[Paragraph added, effective for periods beginning after August 31, 1984, by Statement on Auditing Standards No. 48.]
The auditor should consider whether specialized skills are needed to consider the effect of computer processing on the audit, to understand the controls, or to design and perform audit procedures. If specialized skills are needed, the auditor should seek the assistance of a professional possessing such skills, who may be either on the auditor's staff or an outside professional. If the use of such a professional is planned, the auditor should have sufficient computer-related knowledge to communicate the objectives of the other professional's work; to evaluate whether the specified procedures will meet the auditor's objectives; and to evaluate the results of the procedures applied as they relate to the nature, timing, and extent of other planned audit procedures. The auditor's responsibilities with respect to using such a professional are equivalent to those for other assistants. fn 6 [Paragraph added, effective for periods beginning after August 31, 1984, by Statement on Auditing Standards No. 48.]
Supervision involves directing the efforts of assistants who are involved in accomplishing the objectives of the audit and determining whether those objectives were accomplished. Elements of supervision include instructing assistants, keeping informed of significant problems encountered, reviewing the work performed, and dealing with differences of opinion among firm personnel. The extent of supervision appropriate in a given instance depends on many factors, including the complexity of the subject matter and the qualifications of persons performing the work. [Paragraph renumbered by the issuance of Statement on Auditing Standards No. 48, July 1984.]
Assistants should be informed of their responsibilities and the objectives of the procedures that they are to perform. They should be informed of matters that may affect the nature, extent, and timing of procedures they are to perform, such as the nature of the entity's business as it relates to their assignments and possible accounting and auditing problems. The auditor with final responsibility for the audit should direct assistants to bring to his attention significant accounting and auditing questions raised during the audit so that he may assess their significance. [Paragraph renumbered by the issuance of Statement on Auditing Standards No. 48, July 1984.]
The work performed by each assistant should be reviewed to determine whether it was adequately performed and to evaluate whether the results are consistent with the conclusions to be presented in the auditor's report. [Paragraph renumbered by the issuance of Statement on Auditing Standards No. 48, July 1984.]
The auditor with final responsibility for the audit and assistants should be aware of the procedures to be followed when differences of opinion concerning accounting and auditing issues exist among firm personnel involved in the audit. Such procedures should enable an assistant to document his disagreement with the conclusions reached if, after appropriate consultation, he believes it necessary to disassociate himself from the resolution of the matter. In this situation, the basis for the final resolution should also be documented. [Paragraph renumbered by the issuance of Statement on Auditing Standards No. 48, July 1984.]

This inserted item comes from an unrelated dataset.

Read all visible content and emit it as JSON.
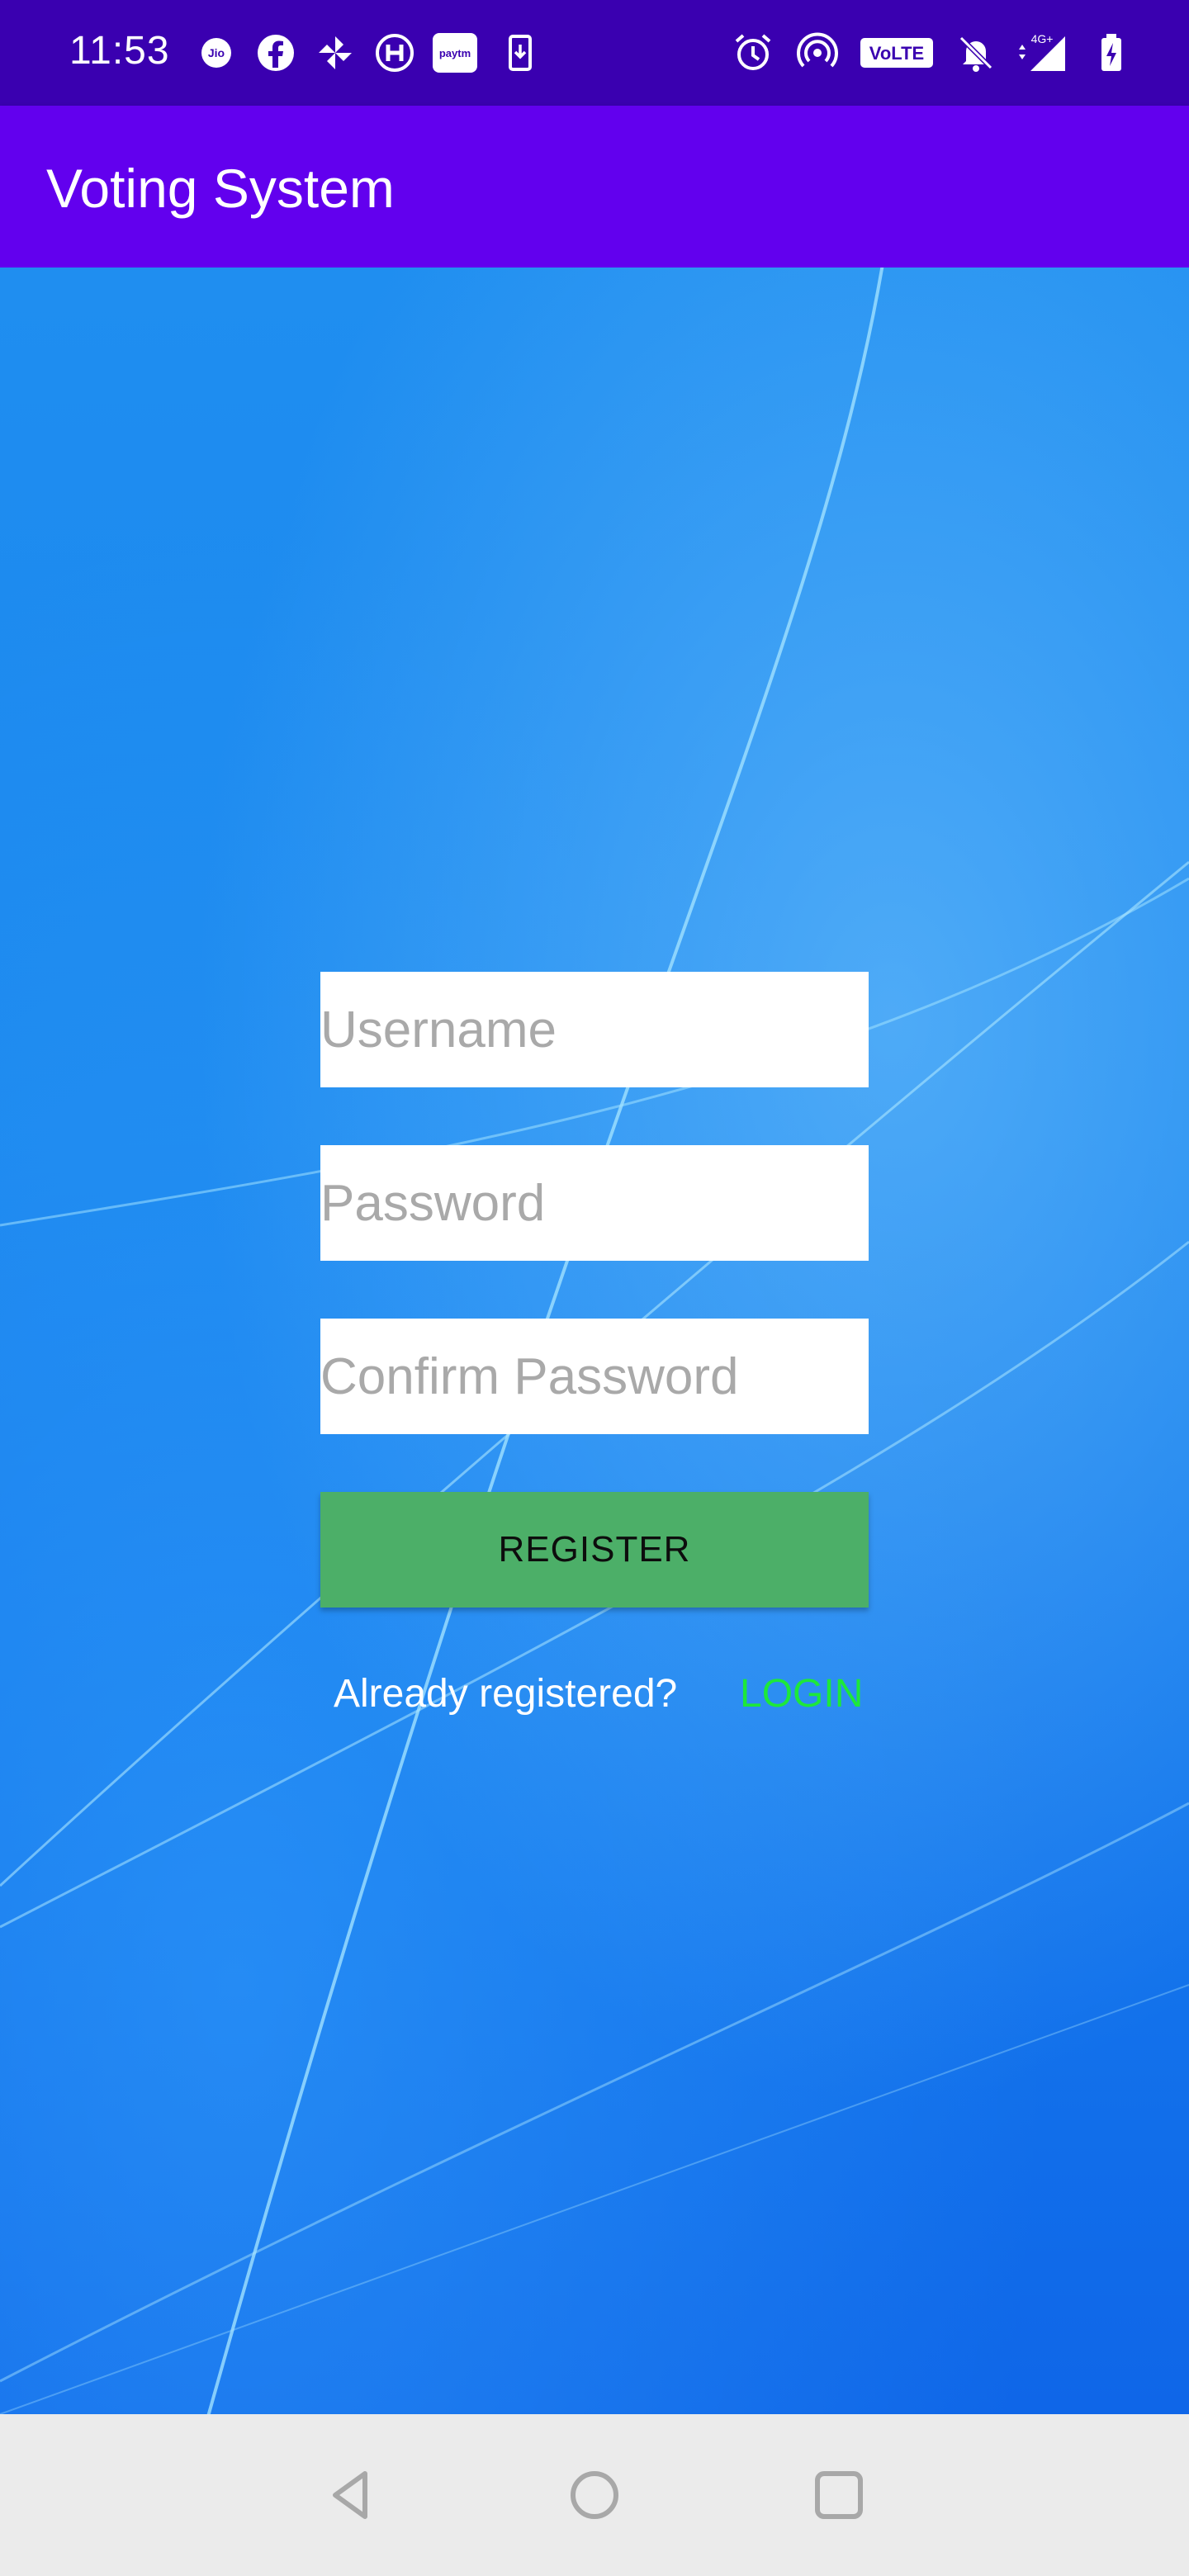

Statements on Auditing Standards generally are effective at the time of their issuance. However, since this section provides for practices that may differ in certain respects from practices heretofore considered acceptable, this section will be effective for audits made in accordance with generally accepted auditing standards for periods ending after September 30, 1978. [Paragraph renumbered by the issuance of Statement on Auditing Standards No. 48, July 1984.]